Technology & Science

Canada would honour climate deal: Harper

Prime Minister Harper says Canada would support any binding intermational agreement on greenhouse gases that emerges from the Cancun climate talks.
Activists from, an environmental protection group, sit at a partially submerged table in Cancun on Friday as they pretend to represent countries fighting for survival in the battle against climate change. Prime Minister Stephen Harper says Canada will support any binding international agreements from the Cancun climate change conference. ((Jorge Silva/Reuters))

Prime Minister Stephen Harper says Canada would support a binding international agreement to reduce greenhouse gases.

Harper spoke in Nova Scotia on Friday as delegates at a climate-change conference in Cancun, Mexico, scrambled to hammer out a number of deals in the meeting's final hours.

Harper, whose government is often criticized for its stance on greenhouse-gas emissions, said Canada would honour the pact if such an agreement is reached.

Prime Minister Stephen Harper, pictured at an event in Nova Scotia on Friday, says he wants to see the world achieve a legally binding agreement to regulate and reduce greenhouse gas emissions. ((CBC))

"Canada's objectives at this conference are clear and that is that we want to see the world achieve a legally binding agreement to regulate and control and reduce greenhouse gas emissions for all major emitters of the planet, including Canada," he said. "Canada is willing to participate in that."

Harper also called for an effort to push countries not interested in reducing emissions back to the table.

"There are other countries that do not support that objective. … In some of those cases, and I'm talking about very big emitters, they don't even support the measurement of greenhouse gas emissions let alone the control of them.

"I just say to anybody who is reasonably minded, let's focus on efforts on pushing the guys who aren't wanting an agreement to get to the table and get an agreement."

Non-stop talks

Climate negotiators laboured nonstop through the night and into their final day Friday, bargaining intensely over draft accords and seeking small, but essential steps to stem global warming.

The United Nations talks wrap up Friday evening.

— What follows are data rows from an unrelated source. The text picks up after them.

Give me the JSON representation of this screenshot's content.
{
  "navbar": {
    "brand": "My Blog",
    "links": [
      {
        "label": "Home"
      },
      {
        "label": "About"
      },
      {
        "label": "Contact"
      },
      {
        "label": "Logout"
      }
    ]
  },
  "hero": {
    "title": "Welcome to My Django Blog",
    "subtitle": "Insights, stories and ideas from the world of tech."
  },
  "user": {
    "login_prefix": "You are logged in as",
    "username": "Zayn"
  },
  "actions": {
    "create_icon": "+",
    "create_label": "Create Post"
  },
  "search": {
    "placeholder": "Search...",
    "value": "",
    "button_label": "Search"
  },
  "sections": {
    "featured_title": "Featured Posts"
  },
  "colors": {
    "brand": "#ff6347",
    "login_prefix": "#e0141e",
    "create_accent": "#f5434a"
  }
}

They were intended as a followup to last year's Copenhagen summit, where countries tried to reach an agreement on reducing greenhouse gas emissions to replace the Kyoto Protocol, which expires in 2012.

During the two-week Cancun meeting, negotiators have debated whether to create a fund of $100 billion US a year for developing countries threatened by altered weather patterns, and give them the technology to leapfrog old petroleum-based economic development in favour of clean energy.

A meeting of all 193 countries planned for Friday morning to report on the overnight talks was repeatedly delayed as delegates continued wrangling behind closed doors.

In a late-night session Thursday, negotiating groups spelled out the progress they had made settling some disputed wording and clauses. But they reported that many issues remained to be sorted out.

One issue, related to pledges by industrial and developing countries to rein in emissions of heat-trapping gases, appeared deadlocked.

China and U.S. at odds

China and the U.S. were bickering over rules for countries to report actions curbing greenhouse gases and submit them to international scrutiny.

Even the forestry program, which had been touted as one of the easiest potential deals at Cancun, met last-minute hurdles over how to make sure that the rights of indigenous communities are safeguarded.

Off the agenda was any proposal for industrial countries to ramp up the modest pledges they made at the Copenhagen meeting for reducing greenhouse gas emissions that are causing a measurable rise in the Earth's average temperature.

That summit failed to produce a hoped-for overarching climate pact and instead concluded with a three-page political document, the Copenhagen Accord.

The 27-nation European Union wants language specifying that emissions pledges over the last year fall short of what scientists say is necessary to keep the Earth from overheating to dangerous levels.

A key issue of contention was whether to make the post-Copenhagen national emissions pledges legally binding, and in what kind of document.

The answer to those questions would determine the fate of the Kyoto Protocol, the 1997 document that set reductions targets for 37 wealthy countries and expires in 2012. The United States rejected Kyoto — the only industrialized country to do so — because it didn't require fast-growing economies such as China and India to limit their emissions.

With files from The Canadian Press